Other night scenes also benefit from man made illumination. Trailing tail lights or artificial city lights work well at night, photographed at the right time and place. Winding roads with illuminated taillights create excellent leading lines in a scene. Winding Road (Wyoming 58) was taken minutes after blue hour when the dominant light source is the blue wavelength and the sun is far below the horizon where evening light prevails. There is enough natural light in the scene to define the foreground and the headlights and taillights are additive value.  Exposure 30S@f/16 ISO 2000.   

For city scapes there is no better time to photograph than blue hour. The Giuseppe Tartini statue in Tartini Square and the Church of St. Primoz in Jamnik, Slovenia at night were both taken during this magic time.  You can refer to Apps like Photopills, TPE, and others to give you times of blue hour but as a general guide it is approximately 45 minutes after sunset or 45 minutes prior to sunrise. The sky takes on a blue appearance and city lights are in balance with the scene. One note of caution, this magic window lasts literally about 5 minutes so it is recommended to be on the scene and ready to shoot.   

The bottom line is that as long as there is some type of light source after dark, there is a picture to be made and a way to solve the problems and issues surrounding exposure, lighting, and equipment. It is what makes photography a fun learning and creative experience. 

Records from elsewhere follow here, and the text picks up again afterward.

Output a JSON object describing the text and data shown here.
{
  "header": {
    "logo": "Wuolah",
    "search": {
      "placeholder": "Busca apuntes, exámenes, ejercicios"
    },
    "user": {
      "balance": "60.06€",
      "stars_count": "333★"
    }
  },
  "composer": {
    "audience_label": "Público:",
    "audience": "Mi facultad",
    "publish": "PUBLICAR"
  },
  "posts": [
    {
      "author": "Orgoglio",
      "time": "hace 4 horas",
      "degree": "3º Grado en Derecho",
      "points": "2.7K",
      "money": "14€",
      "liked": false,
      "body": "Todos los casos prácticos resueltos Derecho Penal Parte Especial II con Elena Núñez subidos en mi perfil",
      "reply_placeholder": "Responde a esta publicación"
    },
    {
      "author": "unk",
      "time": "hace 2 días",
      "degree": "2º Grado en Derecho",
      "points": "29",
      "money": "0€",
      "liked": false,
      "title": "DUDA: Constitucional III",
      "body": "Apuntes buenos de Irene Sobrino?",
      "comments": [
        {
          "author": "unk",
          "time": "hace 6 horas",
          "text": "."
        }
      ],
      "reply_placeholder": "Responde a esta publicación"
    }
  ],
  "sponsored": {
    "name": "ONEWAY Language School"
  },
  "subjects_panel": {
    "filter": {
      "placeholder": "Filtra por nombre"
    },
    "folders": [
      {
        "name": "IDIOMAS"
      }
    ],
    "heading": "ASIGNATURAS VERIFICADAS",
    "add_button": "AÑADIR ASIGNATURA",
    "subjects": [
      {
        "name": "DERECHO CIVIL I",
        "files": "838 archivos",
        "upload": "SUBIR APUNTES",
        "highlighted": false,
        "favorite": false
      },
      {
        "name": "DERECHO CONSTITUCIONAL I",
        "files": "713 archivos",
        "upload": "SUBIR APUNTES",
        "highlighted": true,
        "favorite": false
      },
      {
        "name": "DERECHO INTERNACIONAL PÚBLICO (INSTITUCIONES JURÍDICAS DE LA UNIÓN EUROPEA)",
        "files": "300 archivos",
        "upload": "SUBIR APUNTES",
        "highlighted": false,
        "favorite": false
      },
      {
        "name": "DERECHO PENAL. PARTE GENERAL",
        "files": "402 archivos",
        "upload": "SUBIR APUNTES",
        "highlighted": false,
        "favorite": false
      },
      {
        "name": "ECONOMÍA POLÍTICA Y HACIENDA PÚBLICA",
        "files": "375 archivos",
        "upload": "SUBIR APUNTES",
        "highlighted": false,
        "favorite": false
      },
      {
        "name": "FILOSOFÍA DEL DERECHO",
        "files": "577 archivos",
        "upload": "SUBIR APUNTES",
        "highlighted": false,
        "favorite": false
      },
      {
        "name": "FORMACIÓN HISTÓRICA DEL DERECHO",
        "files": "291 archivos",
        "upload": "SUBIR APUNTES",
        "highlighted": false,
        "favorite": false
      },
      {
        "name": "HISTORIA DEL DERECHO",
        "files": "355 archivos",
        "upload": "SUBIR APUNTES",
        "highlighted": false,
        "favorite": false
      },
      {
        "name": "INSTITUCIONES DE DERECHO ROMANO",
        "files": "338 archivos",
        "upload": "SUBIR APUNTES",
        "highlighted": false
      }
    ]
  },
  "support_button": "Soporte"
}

If you are a landscape photographer by day you should also give it a go at night.  For me it is a magical time of our 24 hour life cycle to be out in nature alone or shooting a city scape with less people. It is a quiet time free from busy tourists, other photographers, and visitors from beyond especially when so many of our National Parks and Wild Places are over crowded during daylight hours. Photographically, Van Gogh had it right, “the night is more alive and more richly colored than the day,” so give it a shot!

 About Jeff

Jeff has been in the photographic business for over 40 years with a long track record of being published in magazines, advertising, books, calendars, and electronic media around the world. Some of his past clients include National Geographic, National Wildlife Magazine, Nature Best Magazine, Patagonia, Ford, and numerous travel commissions to name a few. He has  led workshops and tours for some of the biggest names in the photographic industry such as Joseph Van Os Photo Tours, National Geographic Expeditions, First Light, Sante Fe Workshops, and others. His images have won numerous awards including a 1st Place in BBC Wildlife Photographer of the Year, 1st Place National Wildlife Competition, 1st Place Nature’s Best Magazine, 1st Place Olympus Worldwide along with many others.  When not photographing the world Jeff calls Dubois, Wyoming his home.